• Aim of the task
Reproduce the records below in full and exactly, without their images.

[[ Records shown open ]]

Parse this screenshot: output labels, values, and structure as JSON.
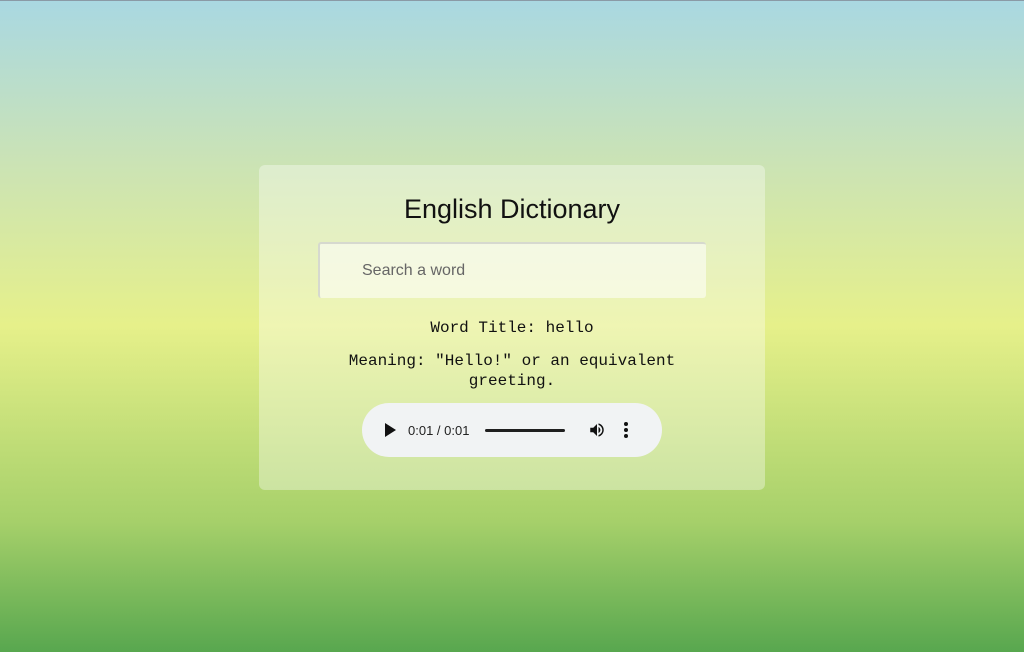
{
  "app": {
    "title": "English Dictionary"
  },
  "search": {
    "placeholder": "Search a word",
    "value": ""
  },
  "result": {
    "word_title": "Word Title: hello",
    "meaning": "Meaning: \"Hello!\" or an equivalent greeting."
  },
  "audio_player": {
    "time": "0:01 / 0:01",
    "progress_fraction": 1.0,
    "icons": {
      "play": "play-icon",
      "volume": "volume-icon",
      "more": "more-vert-icon"
    }
  }
}
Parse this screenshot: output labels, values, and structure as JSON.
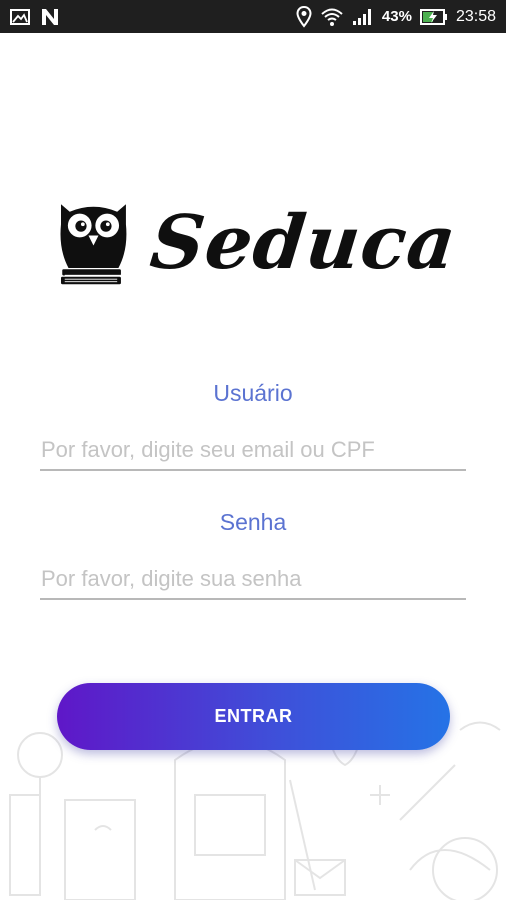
{
  "status_bar": {
    "battery_percent": "43%",
    "time": "23:58",
    "icons": [
      "image-icon",
      "n-icon",
      "location-icon",
      "wifi-icon",
      "signal-icon",
      "battery-charging-icon"
    ]
  },
  "logo": {
    "wordmark": "Seduca",
    "icon": "owl-on-books-icon"
  },
  "form": {
    "user_label": "Usuário",
    "user_placeholder": "Por favor, digite seu email ou CPF",
    "password_label": "Senha",
    "password_placeholder": "Por favor, digite sua senha",
    "submit_label": "ENTRAR"
  },
  "colors": {
    "label_blue": "#5b73d1",
    "button_gradient_start": "#5f17c8",
    "button_gradient_end": "#2573e6"
  }
}
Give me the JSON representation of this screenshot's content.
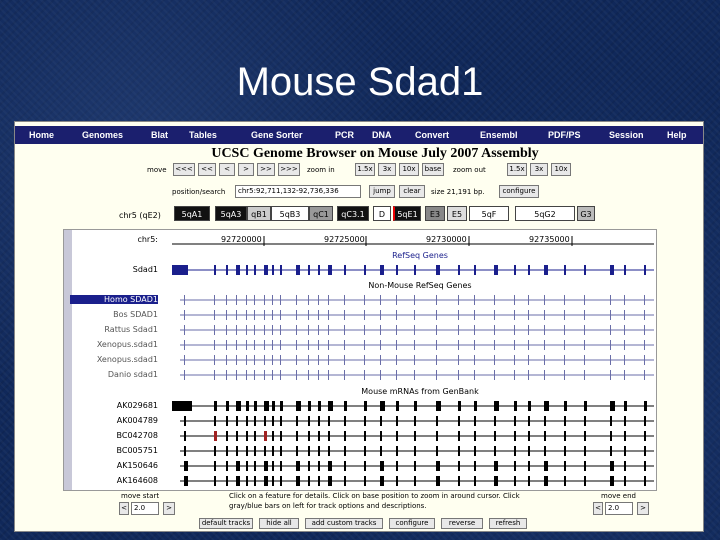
{
  "slide": {
    "title": "Mouse Sdad1"
  },
  "nav": [
    "Home",
    "Genomes",
    "Blat",
    "Tables",
    "Gene Sorter",
    "PCR",
    "DNA",
    "Convert",
    "Ensembl",
    "PDF/PS",
    "Session",
    "Help"
  ],
  "header": {
    "title": "UCSC Genome Browser on Mouse July 2007 Assembly"
  },
  "move": {
    "label": "move",
    "buttons": [
      "<<<",
      "<<",
      "<",
      ">",
      ">>",
      ">>>"
    ],
    "zoom_in_label": "zoom in",
    "zoom_in": [
      "1.5x",
      "3x",
      "10x",
      "base"
    ],
    "zoom_out_label": "zoom out",
    "zoom_out": [
      "1.5x",
      "3x",
      "10x"
    ]
  },
  "position": {
    "label": "position/search",
    "value": "chr5:92,711,132-92,736,336",
    "jump": "jump",
    "clear": "clear",
    "size": "size 21,191 bp.",
    "configure": "configure"
  },
  "ideogram": {
    "chrom_label": "chr5 (qE2)",
    "bands": [
      {
        "name": "5qA1",
        "color": "#111111",
        "text_color": "#ffffff"
      },
      {
        "name": "5qA3",
        "color": "#111111",
        "text_color": "#ffffff"
      },
      {
        "name": "qB1",
        "color": "#cccccc",
        "text_color": "#000000"
      },
      {
        "name": "5qB3",
        "color": "#ffffff",
        "text_color": "#000000"
      },
      {
        "name": "qC1",
        "color": "#999999",
        "text_color": "#000000"
      },
      {
        "name": "qC3.1",
        "color": "#111111",
        "text_color": "#ffffff"
      },
      {
        "name": "D",
        "color": "#ffffff",
        "text_color": "#000000"
      },
      {
        "name": "5qE1",
        "color": "#111111",
        "text_color": "#ffffff"
      },
      {
        "name": "E3",
        "color": "#888888",
        "text_color": "#000000"
      },
      {
        "name": "E5",
        "color": "#dddddd",
        "text_color": "#000000"
      },
      {
        "name": "5qF",
        "color": "#ffffff",
        "text_color": "#000000"
      },
      {
        "name": "5qG2",
        "color": "#ffffff",
        "text_color": "#000000"
      },
      {
        "name": "G3",
        "color": "#bbbbbb",
        "text_color": "#000000"
      }
    ]
  },
  "ruler": {
    "chrom": "chr5:",
    "ticks": [
      "92720000",
      "92725000",
      "92730000",
      "92735000"
    ]
  },
  "tracks": {
    "refseq_title": "RefSeq Genes",
    "refseq_label": "Sdad1",
    "nonmouse_title": "Non-Mouse RefSeq Genes",
    "nonmouse_labels": [
      "Homo SDAD1",
      "Bos SDAD1",
      "Rattus Sdad1",
      "Xenopus.sdad1",
      "Xenopus.sdad1",
      "Danio sdad1"
    ],
    "mrna_title": "Mouse mRNAs from GenBank",
    "mrna_labels": [
      "AK029681",
      "AK004789",
      "BC042708",
      "BC005751",
      "AK150646",
      "AK164608"
    ]
  },
  "bottom": {
    "move_start_label": "move start",
    "move_start_value": "2.0",
    "move_end_label": "move end",
    "move_end_value": "2.0",
    "help_line1": "Click on a feature for details. Click on base position to zoom in around cursor. Click",
    "help_line2": "gray/blue bars on left for track options and descriptions.",
    "footer_buttons": [
      "default tracks",
      "hide all",
      "add custom tracks",
      "configure",
      "reverse",
      "refresh"
    ]
  },
  "colors": {
    "nav_bg": "#1b1f6e",
    "gene_blue": "#1a1f8c",
    "panel_bg": "#fffff0",
    "slide_bg": "#10285a"
  }
}
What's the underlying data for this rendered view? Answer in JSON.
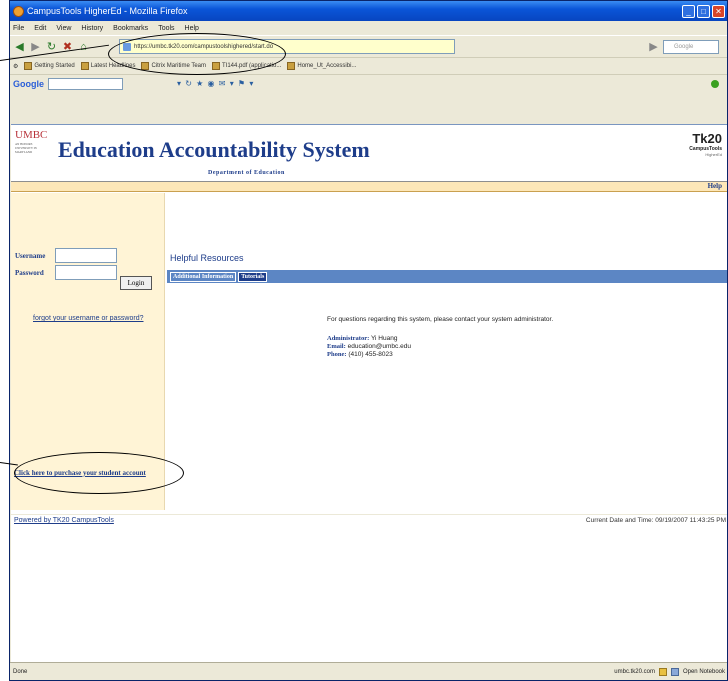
{
  "browser": {
    "title": "CampusTools HigherEd - Mozilla Firefox",
    "menu": [
      "File",
      "Edit",
      "View",
      "History",
      "Bookmarks",
      "Tools",
      "Help"
    ],
    "url": "https://umbc.tk20.com/campustoolshighered/start.do",
    "google_search_placeholder": "Google",
    "bookmarks": [
      "Getting Started",
      "Latest Headlines",
      "Citrix Maritime Team",
      "TI144.pdf (applicatio...",
      "Home_Ut_Accessibi..."
    ],
    "google_label": "Google",
    "status_left": "Done",
    "status_host": "umbc.tk20.com",
    "status_notebook": "Open Notebook"
  },
  "header": {
    "logo_text": "UMBC",
    "logo_subtext": "AN HONORS UNIVERSITY IN MARYLAND",
    "app_title": "Education Accountability System",
    "department": "Department of Education",
    "brand_tk": "Tk20",
    "brand_campustools": "CampusTools",
    "brand_highered": "HigherEd",
    "help_link": "Help"
  },
  "login": {
    "username_label": "Username",
    "password_label": "Password",
    "login_button": "Login",
    "forgot_link": "forgot your username or password?",
    "purchase_link": "Click here to purchase your student account"
  },
  "main": {
    "section_title": "Helpful Resources",
    "tabs": [
      {
        "label": "Additional Information",
        "active": true
      },
      {
        "label": "Tutorials",
        "active": false
      }
    ],
    "intro": "For questions regarding this system, please contact your system administrator.",
    "admin_label": "Administrator:",
    "admin_value": "Yi Huang",
    "email_label": "Email:",
    "email_value": "education@umbc.edu",
    "phone_label": "Phone:",
    "phone_value": "(410) 455-8023"
  },
  "footer": {
    "powered_by": "Powered by TK20 CampusTools",
    "datetime": "Current Date and Time: 09/19/2007 11:43:25 PM"
  },
  "colors": {
    "accent_blue": "#1e3d8a",
    "tab_bar": "#5c86c4",
    "sidebar_bg": "#fff4d6",
    "help_bar": "#fde7b8",
    "url_bar": "#ffffcc"
  }
}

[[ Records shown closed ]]

• Exercise solution
Parse this screenshot: output labels, values, and structure as JSON.
{
  "app": {
    "title": "English Dictionary"
  },
  "search": {
    "placeholder": "Search a word",
    "value": ""
  },
  "result": {
    "word_title": "Word Title: hello",
    "meaning": "Meaning: \"Hello!\" or an equivalent greeting."
  },
  "audio_player": {
    "time": "0:01 / 0:01",
    "progress_fraction": 1.0,
    "icons": {
      "play": "play-icon",
      "volume": "volume-icon",
      "more": "more-vert-icon"
    }
  }
}
Parse this screenshot: output labels, values, and structure as JSON.
{
  "status_bar": {
    "battery_percent": "43%",
    "time": "23:58",
    "icons": [
      "image-icon",
      "n-icon",
      "location-icon",
      "wifi-icon",
      "signal-icon",
      "battery-charging-icon"
    ]
  },
  "logo": {
    "wordmark": "Seduca",
    "icon": "owl-on-books-icon"
  },
  "form": {
    "user_label": "Usuário",
    "user_placeholder": "Por favor, digite seu email ou CPF",
    "password_label": "Senha",
    "password_placeholder": "Por favor, digite sua senha",
    "submit_label": "ENTRAR"
  },
  "colors": {
    "label_blue": "#5b73d1",
    "button_gradient_start": "#5f17c8",
    "button_gradient_end": "#2573e6"
  }
}
Give me the JSON representation of this screenshot's content.
{
  "slide": {
    "title": "Mouse Sdad1"
  },
  "nav": [
    "Home",
    "Genomes",
    "Blat",
    "Tables",
    "Gene Sorter",
    "PCR",
    "DNA",
    "Convert",
    "Ensembl",
    "PDF/PS",
    "Session",
    "Help"
  ],
  "header": {
    "title": "UCSC Genome Browser on Mouse July 2007 Assembly"
  },
  "move": {
    "label": "move",
    "buttons": [
      "<<<",
      "<<",
      "<",
      ">",
      ">>",
      ">>>"
    ],
    "zoom_in_label": "zoom in",
    "zoom_in": [
      "1.5x",
      "3x",
      "10x",
      "base"
    ],
    "zoom_out_label": "zoom out",
    "zoom_out": [
      "1.5x",
      "3x",
      "10x"
    ]
  },
  "position": {
    "label": "position/search",
    "value": "chr5:92,711,132-92,736,336",
    "jump": "jump",
    "clear": "clear",
    "size": "size 21,191 bp.",
    "configure": "configure"
  },
  "ideogram": {
    "chrom_label": "chr5 (qE2)",
    "bands": [
      {
        "name": "5qA1",
        "color": "#111111",
        "text_color": "#ffffff"
      },
      {
        "name": "5qA3",
        "color": "#111111",
        "text_color": "#ffffff"
      },
      {
        "name": "qB1",
        "color": "#cccccc",
        "text_color": "#000000"
      },
      {
        "name": "5qB3",
        "color": "#ffffff",
        "text_color": "#000000"
      },
      {
        "name": "qC1",
        "color": "#999999",
        "text_color": "#000000"
      },
      {
        "name": "qC3.1",
        "color": "#111111",
        "text_color": "#ffffff"
      },
      {
        "name": "D",
        "color": "#ffffff",
        "text_color": "#000000"
      },
      {
        "name": "5qE1",
        "color": "#111111",
        "text_color": "#ffffff"
      },
      {
        "name": "E3",
        "color": "#888888",
        "text_color": "#000000"
      },
      {
        "name": "E5",
        "color": "#dddddd",
        "text_color": "#000000"
      },
      {
        "name": "5qF",
        "color": "#ffffff",
        "text_color": "#000000"
      },
      {
        "name": "5qG2",
        "color": "#ffffff",
        "text_color": "#000000"
      },
      {
        "name": "G3",
        "color": "#bbbbbb",
        "text_color": "#000000"
      }
    ]
  },
  "ruler": {
    "chrom": "chr5:",
    "ticks": [
      "92720000",
      "92725000",
      "92730000",
      "92735000"
    ]
  },
  "tracks": {
    "refseq_title": "RefSeq Genes",
    "refseq_label": "Sdad1",
    "nonmouse_title": "Non-Mouse RefSeq Genes",
    "nonmouse_labels": [
      "Homo SDAD1",
      "Bos SDAD1",
      "Rattus Sdad1",
      "Xenopus.sdad1",
      "Xenopus.sdad1",
      "Danio sdad1"
    ],
    "mrna_title": "Mouse mRNAs from GenBank",
    "mrna_labels": [
      "AK029681",
      "AK004789",
      "BC042708",
      "BC005751",
      "AK150646",
      "AK164608"
    ]
  },
  "bottom": {
    "move_start_label": "move start",
    "move_start_value": "2.0",
    "move_end_label": "move end",
    "move_end_value": "2.0",
    "help_line1": "Click on a feature for details. Click on base position to zoom in around cursor. Click",
    "help_line2": "gray/blue bars on left for track options and descriptions.",
    "footer_buttons": [
      "default tracks",
      "hide all",
      "add custom tracks",
      "configure",
      "reverse",
      "refresh"
    ]
  },
  "colors": {
    "nav_bg": "#1b1f6e",
    "gene_blue": "#1a1f8c",
    "panel_bg": "#fffff0",
    "slide_bg": "#10285a"
  }
}
What's the underlying data for this rendered view? Answer in JSON.
{
  "browser": {
    "title": "CampusTools HigherEd - Mozilla Firefox",
    "menu": [
      "File",
      "Edit",
      "View",
      "History",
      "Bookmarks",
      "Tools",
      "Help"
    ],
    "url": "https://umbc.tk20.com/campustoolshighered/start.do",
    "google_search_placeholder": "Google",
    "bookmarks": [
      "Getting Started",
      "Latest Headlines",
      "Citrix Maritime Team",
      "TI144.pdf (applicatio...",
      "Home_Ut_Accessibi..."
    ],
    "google_label": "Google",
    "status_left": "Done",
    "status_host": "umbc.tk20.com",
    "status_notebook": "Open Notebook"
  },
  "header": {
    "logo_text": "UMBC",
    "logo_subtext": "AN HONORS UNIVERSITY IN MARYLAND",
    "app_title": "Education Accountability System",
    "department": "Department of Education",
    "brand_tk": "Tk20",
    "brand_campustools": "CampusTools",
    "brand_highered": "HigherEd",
    "help_link": "Help"
  },
  "login": {
    "username_label": "Username",
    "password_label": "Password",
    "login_button": "Login",
    "forgot_link": "forgot your username or password?",
    "purchase_link": "Click here to purchase your student account"
  },
  "main": {
    "section_title": "Helpful Resources",
    "tabs": [
      {
        "label": "Additional Information",
        "active": true
      },
      {
        "label": "Tutorials",
        "active": false
      }
    ],
    "intro": "For questions regarding this system, please contact your system administrator.",
    "admin_label": "Administrator:",
    "admin_value": "Yi Huang",
    "email_label": "Email:",
    "email_value": "education@umbc.edu",
    "phone_label": "Phone:",
    "phone_value": "(410) 455-8023"
  },
  "footer": {
    "powered_by": "Powered by TK20 CampusTools",
    "datetime": "Current Date and Time: 09/19/2007 11:43:25 PM"
  },
  "colors": {
    "accent_blue": "#1e3d8a",
    "tab_bar": "#5c86c4",
    "sidebar_bg": "#fff4d6",
    "help_bar": "#fde7b8",
    "url_bar": "#ffffcc"
  }
}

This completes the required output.